─── Data extract

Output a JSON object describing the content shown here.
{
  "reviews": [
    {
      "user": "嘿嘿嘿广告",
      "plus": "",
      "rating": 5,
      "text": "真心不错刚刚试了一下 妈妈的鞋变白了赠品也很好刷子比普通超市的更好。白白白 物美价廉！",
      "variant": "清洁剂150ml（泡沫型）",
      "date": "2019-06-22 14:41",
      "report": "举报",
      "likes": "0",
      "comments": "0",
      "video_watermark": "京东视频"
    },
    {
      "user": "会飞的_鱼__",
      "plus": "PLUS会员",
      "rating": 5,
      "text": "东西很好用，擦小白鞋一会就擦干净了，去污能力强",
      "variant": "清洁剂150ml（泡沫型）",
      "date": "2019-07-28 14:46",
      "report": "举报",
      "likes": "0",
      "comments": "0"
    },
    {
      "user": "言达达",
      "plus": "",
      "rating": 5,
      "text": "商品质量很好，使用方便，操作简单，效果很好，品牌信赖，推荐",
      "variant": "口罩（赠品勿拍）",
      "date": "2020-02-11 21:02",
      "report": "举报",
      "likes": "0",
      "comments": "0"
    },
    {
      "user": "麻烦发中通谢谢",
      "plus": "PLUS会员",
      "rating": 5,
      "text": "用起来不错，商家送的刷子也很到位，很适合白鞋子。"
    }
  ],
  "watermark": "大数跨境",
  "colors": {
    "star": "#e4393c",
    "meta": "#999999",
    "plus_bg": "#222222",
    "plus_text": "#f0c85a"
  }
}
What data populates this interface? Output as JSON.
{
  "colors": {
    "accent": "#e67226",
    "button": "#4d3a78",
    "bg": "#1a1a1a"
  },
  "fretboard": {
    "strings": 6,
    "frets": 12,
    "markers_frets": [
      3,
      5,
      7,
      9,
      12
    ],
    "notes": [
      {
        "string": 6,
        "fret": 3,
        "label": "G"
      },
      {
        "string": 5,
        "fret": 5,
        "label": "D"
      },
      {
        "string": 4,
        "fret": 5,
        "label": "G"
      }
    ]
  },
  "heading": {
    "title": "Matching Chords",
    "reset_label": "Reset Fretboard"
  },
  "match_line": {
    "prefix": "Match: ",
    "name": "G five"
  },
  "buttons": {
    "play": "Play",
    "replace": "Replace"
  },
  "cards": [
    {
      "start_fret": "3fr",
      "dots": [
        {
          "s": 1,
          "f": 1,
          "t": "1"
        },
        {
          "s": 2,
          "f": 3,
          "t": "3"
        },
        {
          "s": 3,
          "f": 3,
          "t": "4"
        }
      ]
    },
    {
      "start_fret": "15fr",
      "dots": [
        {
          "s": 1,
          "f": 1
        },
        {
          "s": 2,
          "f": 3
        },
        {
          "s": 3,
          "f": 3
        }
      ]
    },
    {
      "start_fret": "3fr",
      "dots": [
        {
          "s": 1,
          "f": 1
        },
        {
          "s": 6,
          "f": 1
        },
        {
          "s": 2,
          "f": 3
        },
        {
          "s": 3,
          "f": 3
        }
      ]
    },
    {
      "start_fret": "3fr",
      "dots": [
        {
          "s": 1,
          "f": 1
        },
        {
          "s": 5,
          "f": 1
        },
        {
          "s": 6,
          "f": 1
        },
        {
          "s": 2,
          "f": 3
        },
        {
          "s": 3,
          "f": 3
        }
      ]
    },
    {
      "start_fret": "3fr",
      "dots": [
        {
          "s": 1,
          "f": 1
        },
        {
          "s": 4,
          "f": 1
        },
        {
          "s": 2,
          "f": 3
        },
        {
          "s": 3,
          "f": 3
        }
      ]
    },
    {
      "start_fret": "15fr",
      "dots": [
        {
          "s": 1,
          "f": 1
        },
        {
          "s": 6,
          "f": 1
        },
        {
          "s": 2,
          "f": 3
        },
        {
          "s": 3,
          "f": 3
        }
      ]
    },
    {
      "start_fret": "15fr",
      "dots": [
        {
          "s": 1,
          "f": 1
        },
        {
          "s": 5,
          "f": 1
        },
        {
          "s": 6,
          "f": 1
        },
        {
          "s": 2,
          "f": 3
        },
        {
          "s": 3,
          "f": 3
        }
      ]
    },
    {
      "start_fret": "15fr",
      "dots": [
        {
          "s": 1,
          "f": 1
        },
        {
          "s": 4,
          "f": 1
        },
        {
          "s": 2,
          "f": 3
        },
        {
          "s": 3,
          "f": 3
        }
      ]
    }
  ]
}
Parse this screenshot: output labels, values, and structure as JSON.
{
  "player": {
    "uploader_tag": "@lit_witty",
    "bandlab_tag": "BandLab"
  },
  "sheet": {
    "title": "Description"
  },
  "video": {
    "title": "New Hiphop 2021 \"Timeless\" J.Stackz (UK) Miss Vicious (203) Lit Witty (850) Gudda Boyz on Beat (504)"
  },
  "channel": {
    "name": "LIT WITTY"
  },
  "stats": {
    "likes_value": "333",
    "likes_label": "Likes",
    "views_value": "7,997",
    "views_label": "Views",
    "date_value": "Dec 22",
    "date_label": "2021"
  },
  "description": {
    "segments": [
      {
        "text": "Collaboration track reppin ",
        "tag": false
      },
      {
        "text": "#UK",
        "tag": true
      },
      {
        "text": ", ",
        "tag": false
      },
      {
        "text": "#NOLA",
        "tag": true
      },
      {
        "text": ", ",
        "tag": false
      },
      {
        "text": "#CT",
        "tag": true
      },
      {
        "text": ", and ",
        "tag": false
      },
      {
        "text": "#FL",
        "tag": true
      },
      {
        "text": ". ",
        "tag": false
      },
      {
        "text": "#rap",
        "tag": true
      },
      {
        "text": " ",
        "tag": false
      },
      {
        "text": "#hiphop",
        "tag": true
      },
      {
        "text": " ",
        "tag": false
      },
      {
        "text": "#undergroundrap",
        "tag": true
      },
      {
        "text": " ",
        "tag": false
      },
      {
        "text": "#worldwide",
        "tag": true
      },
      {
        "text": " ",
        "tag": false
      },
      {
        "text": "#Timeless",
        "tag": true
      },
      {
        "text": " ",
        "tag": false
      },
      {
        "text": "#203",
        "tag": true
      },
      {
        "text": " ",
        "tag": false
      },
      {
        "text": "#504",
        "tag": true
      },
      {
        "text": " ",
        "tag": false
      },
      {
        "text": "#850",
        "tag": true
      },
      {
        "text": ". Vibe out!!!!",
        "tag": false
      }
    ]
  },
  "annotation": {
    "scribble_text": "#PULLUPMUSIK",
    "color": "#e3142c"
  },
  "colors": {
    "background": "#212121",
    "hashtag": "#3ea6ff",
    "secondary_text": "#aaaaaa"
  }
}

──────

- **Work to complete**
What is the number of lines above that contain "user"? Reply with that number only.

- **Solution below**
4